By Andrew North
BBC correspondent in Kabul
The Afghan government has announced new jobs for three provincial militia leaders, widely known as warlords.
Atta Mohammad - position may be strengthened
The move is aimed at reducing their power ahead of October presidential elections, but many are sceptical.
Under the deal, militia leaders in Nangarhar and Kandahar provinces become police chiefs.
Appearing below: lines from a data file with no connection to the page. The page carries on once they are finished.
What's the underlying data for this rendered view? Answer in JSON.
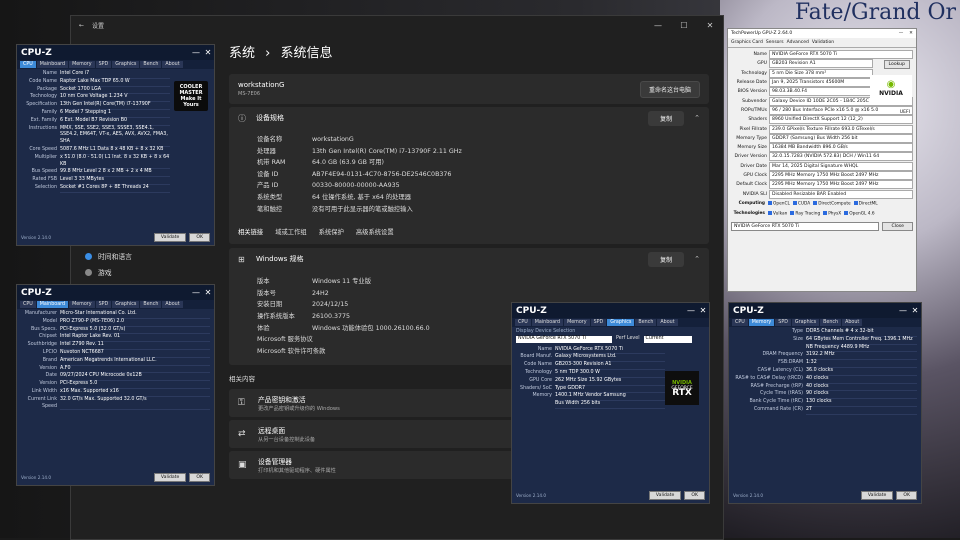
{
  "background": {
    "brand_text": "Fate/Grand Or"
  },
  "settings": {
    "window_title": "设置",
    "header": {
      "parent": "系统",
      "separator": "›",
      "current": "系统信息"
    },
    "device": {
      "name": "workstationG",
      "model": "MS-7E06",
      "rename_button": "重命名这台电脑"
    },
    "spec_section": {
      "title": "设备规格",
      "copy_button": "复制",
      "rows": [
        {
          "k": "设备名称",
          "v": "workstationG"
        },
        {
          "k": "处理器",
          "v": "13th Gen Intel(R) Core(TM) i7-13790F   2.11 GHz"
        },
        {
          "k": "机带 RAM",
          "v": "64.0 GB (63.9 GB 可用)"
        },
        {
          "k": "设备 ID",
          "v": "AB7F4E94-0131-4C70-8756-DE2546C0B376"
        },
        {
          "k": "产品 ID",
          "v": "00330-80000-00000-AA935"
        },
        {
          "k": "系统类型",
          "v": "64 位操作系统, 基于 x64 的处理器"
        },
        {
          "k": "笔和触控",
          "v": "没有可用于此显示器的笔或触控输入"
        }
      ],
      "related_links": [
        "相关链接",
        "域或工作组",
        "系统保护",
        "高级系统设置"
      ]
    },
    "windows_section": {
      "title": "Windows 规格",
      "copy_button": "复制",
      "rows": [
        {
          "k": "版本",
          "v": "Windows 11 专业版"
        },
        {
          "k": "版本号",
          "v": "24H2"
        },
        {
          "k": "安装日期",
          "v": "2024/12/15"
        },
        {
          "k": "操作系统版本",
          "v": "26100.3775"
        },
        {
          "k": "体验",
          "v": "Windows 功能体验包 1000.26100.66.0"
        }
      ],
      "links": [
        "Microsoft 服务协议",
        "Microsoft 软件许可条款"
      ]
    },
    "related_title": "相关内容",
    "related_items": [
      {
        "title": "产品密钥和激活",
        "desc": "更改产品密钥或升级你的 Windows"
      },
      {
        "title": "远程桌面",
        "desc": "从另一台设备控制此设备"
      },
      {
        "title": "设备管理器",
        "desc": "打印机和其他驱动程序、硬件属性"
      }
    ],
    "sidebar_visible": [
      "时间和语言",
      "游戏"
    ]
  },
  "cpuz_cpu": {
    "title": "CPU-Z",
    "tabs": [
      "CPU",
      "Mainboard",
      "Memory",
      "SPD",
      "Graphics",
      "Bench",
      "About"
    ],
    "active_tab": "CPU",
    "logo_text": "COOLER MASTER Make It Yours",
    "rows": [
      {
        "k": "Name",
        "v": "Intel Core i7"
      },
      {
        "k": "Code Name",
        "v": "Raptor Lake    Max TDP  65.0 W"
      },
      {
        "k": "Package",
        "v": "Socket 1700 LGA"
      },
      {
        "k": "Technology",
        "v": "10 nm    Core Voltage  1.234 V"
      },
      {
        "k": "Specification",
        "v": "13th Gen Intel(R) Core(TM) i7-13790F"
      },
      {
        "k": "Family",
        "v": "6    Model 7    Stepping 1"
      },
      {
        "k": "Ext. Family",
        "v": "6    Ext. Model B7    Revision B0"
      },
      {
        "k": "Instructions",
        "v": "MMX, SSE, SSE2, SSE3, SSSE3, SSE4.1, SSE4.2, EM64T, VT-x, AES, AVX, AVX2, FMA3, SHA"
      },
      {
        "k": "Core Speed",
        "v": "5087.6 MHz   L1 Data 8 x 48 KB + 8 x 32 KB"
      },
      {
        "k": "Multiplier",
        "v": "x 51.0 (8.0 - 51.0)   L1 Inst. 8 x 32 KB + 8 x 64 KB"
      },
      {
        "k": "Bus Speed",
        "v": "99.8 MHz   Level 2  8 x 2 MB + 2 x 4 MB"
      },
      {
        "k": "Rated FSB",
        "v": "Level 3  33 MBytes"
      },
      {
        "k": "Selection",
        "v": "Socket #1   Cores 8P + 8E   Threads 24"
      }
    ],
    "version": "Version 2.14.0",
    "validate": "Validate",
    "ok": "OK"
  },
  "cpuz_mainboard": {
    "title": "CPU-Z",
    "tabs": [
      "CPU",
      "Mainboard",
      "Memory",
      "SPD",
      "Graphics",
      "Bench",
      "About"
    ],
    "active_tab": "Mainboard",
    "rows": [
      {
        "k": "Manufacturer",
        "v": "Micro-Star International Co. Ltd."
      },
      {
        "k": "Model",
        "v": "PRO Z790-P (MS-7E06)   2.0"
      },
      {
        "k": "Bus Specs.",
        "v": "PCI-Express 5.0 (32.0 GT/s)"
      },
      {
        "k": "Chipset",
        "v": "Intel   Raptor Lake   Rev. 01"
      },
      {
        "k": "Southbridge",
        "v": "Intel   Z790   Rev. 11"
      },
      {
        "k": "LPCIO",
        "v": "Nuvoton   NCT6687"
      },
      {
        "k": "Brand",
        "v": "American Megatrends International LLC."
      },
      {
        "k": "Version",
        "v": "A.F0"
      },
      {
        "k": "Date",
        "v": "09/27/2024   CPU Microcode 0x12B"
      },
      {
        "k": "Version",
        "v": "PCI-Express 5.0"
      },
      {
        "k": "Link Width",
        "v": "x16    Max. Supported x16"
      },
      {
        "k": "Current Link Speed",
        "v": "32.0 GT/s   Max. Supported 32.0 GT/s"
      }
    ],
    "version": "Version 2.14.0",
    "validate": "Validate",
    "ok": "OK"
  },
  "cpuz_graphics": {
    "title": "CPU-Z",
    "tabs": [
      "CPU",
      "Mainboard",
      "Memory",
      "SPD",
      "Graphics",
      "Bench",
      "About"
    ],
    "active_tab": "Graphics",
    "device_label": "Display Device Selection",
    "device_value": "NVIDIA GeForce RTX 5070 Ti",
    "perf_label": "Perf Level",
    "perf_value": "Current",
    "logo": {
      "brand": "NVIDIA",
      "line": "GEFORCE",
      "product": "RTX"
    },
    "rows": [
      {
        "k": "Name",
        "v": "NVIDIA GeForce RTX 5070 Ti"
      },
      {
        "k": "Board Manuf.",
        "v": "Galaxy Microsystems Ltd."
      },
      {
        "k": "Code Name",
        "v": "GB203-300   Revision A1"
      },
      {
        "k": "Technology",
        "v": "5 nm   TDP 300.0 W"
      },
      {
        "k": "GPU Core",
        "v": "262 MHz   Size 15.92 GBytes"
      },
      {
        "k": "Shaders/ SoC",
        "v": "Type GDDR7"
      },
      {
        "k": "Memory",
        "v": "1400.1 MHz   Vendor Samsung"
      },
      {
        "k": "",
        "v": "Bus Width 256 bits"
      }
    ],
    "version": "Version 2.14.0",
    "validate": "Validate",
    "ok": "OK"
  },
  "cpuz_memory": {
    "title": "CPU-Z",
    "tabs": [
      "CPU",
      "Memory",
      "SPD",
      "Graphics",
      "Bench",
      "About"
    ],
    "active_tab": "Memory",
    "rows": [
      {
        "k": "Type",
        "v": "DDR5   Channels # 4 x 32-bit"
      },
      {
        "k": "Size",
        "v": "64 GBytes   Mem Controller Freq. 1396.1 MHz"
      },
      {
        "k": "",
        "v": "NB Frequency 4489.9 MHz"
      },
      {
        "k": "DRAM Frequency",
        "v": "3192.2 MHz"
      },
      {
        "k": "FSB:DRAM",
        "v": "1:32"
      },
      {
        "k": "CAS# Latency (CL)",
        "v": "36.0 clocks"
      },
      {
        "k": "RAS# to CAS# Delay (tRCD)",
        "v": "40 clocks"
      },
      {
        "k": "RAS# Precharge (tRP)",
        "v": "40 clocks"
      },
      {
        "k": "Cycle Time (tRAS)",
        "v": "90 clocks"
      },
      {
        "k": "Bank Cycle Time (tRC)",
        "v": "130 clocks"
      },
      {
        "k": "Command Rate (CR)",
        "v": "2T"
      }
    ],
    "version": "Version 2.14.0",
    "validate": "Validate",
    "ok": "OK"
  },
  "gpuz": {
    "title": "TechPowerUp GPU-Z 2.64.0",
    "tabs": [
      "Graphics Card",
      "Sensors",
      "Advanced",
      "Validation"
    ],
    "lookup": "Lookup",
    "rows": [
      {
        "k": "Name",
        "v": "NVIDIA GeForce RTX 5070 Ti"
      },
      {
        "k": "GPU",
        "v": "GB203   Revision A1"
      },
      {
        "k": "Technology",
        "v": "5 nm   Die Size 378 mm²"
      },
      {
        "k": "Release Date",
        "v": "Jan 9, 2025   Transistors 45600M"
      },
      {
        "k": "BIOS Version",
        "v": "98.03.3B.40.F4"
      },
      {
        "k": "Subvendor",
        "v": "Galaxy   Device ID 10DE 2C05 - 1B4C 205C"
      },
      {
        "k": "ROPs/TMUs",
        "v": "96 / 280   Bus Interface PCIe x16 5.0 @ x16 5.0"
      },
      {
        "k": "Shaders",
        "v": "8960 Unified   DirectX Support 12 (12_2)"
      },
      {
        "k": "Pixel Fillrate",
        "v": "239.0 GPixel/s   Texture Fillrate 693.0 GTexel/s"
      },
      {
        "k": "Memory Type",
        "v": "GDDR7 (Samsung)   Bus Width 256 bit"
      },
      {
        "k": "Memory Size",
        "v": "16384 MB   Bandwidth 896.0 GB/s"
      },
      {
        "k": "Driver Version",
        "v": "32.0.15.7283 (NVIDIA 572.83) DCH / Win11 64"
      },
      {
        "k": "Driver Date",
        "v": "Mar 14, 2025   Digital Signature WHQL"
      },
      {
        "k": "GPU Clock",
        "v": "2295 MHz   Memory 1750 MHz   Boost 2497 MHz"
      },
      {
        "k": "Default Clock",
        "v": "2295 MHz   Memory 1750 MHz   Boost 2497 MHz"
      },
      {
        "k": "NVIDIA SLI",
        "v": "Disabled   Resizable BAR Enabled"
      }
    ],
    "computing": [
      "OpenCL",
      "CUDA",
      "DirectCompute",
      "DirectML"
    ],
    "technologies": [
      "Vulkan",
      "Ray Tracing",
      "PhysX",
      "OpenGL 4.6"
    ],
    "selected_card": "NVIDIA GeForce RTX 5070 Ti",
    "close": "Close",
    "logo": "NVIDIA",
    "uefi": "UEFI"
  }
}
Powerful commander Atta Mohammad becomes Balkh governor.
Regional militia chiefs are widely seen as the main obstacle to progress in Afghanistan and a successful vote.
Punishment by promotion
Some government officials were billing this beforehand as an important move against regional militia commanders.
Many Afghans will see this as more evidence that for now the commanders are untouchable
However, many people are already saying this was more a case of punishment by promotion than a serious effort to reduce their influence.
Some argue that as governor in Balkh province, Atta Mohammad, may in fact increase his power.
The same may apply to Hazrat Ali in Nangarhar, a close ally of US forces in 2001 in their unsuccessful hunt for Osama Bin Laden.
But President Hamid Karzai's spokesman said the government is trying to provide what he called opportunities to help ensure free and fair elections.
So what does this all add up to?
As always, Afghan politics is a delicate balancing act.
Few doubt Mr Karzai wants to reduce the power of militia commanders.
His problem, say many political analysts, is that he still needs perhaps the most important one on side - namely Defence Minister Qasim Fahim, who is also a patron of two of the men involved in this move.
Many Afghans, though, will see this as more evidence that for now the commanders, or warlords as they are commonly known, are untouchable.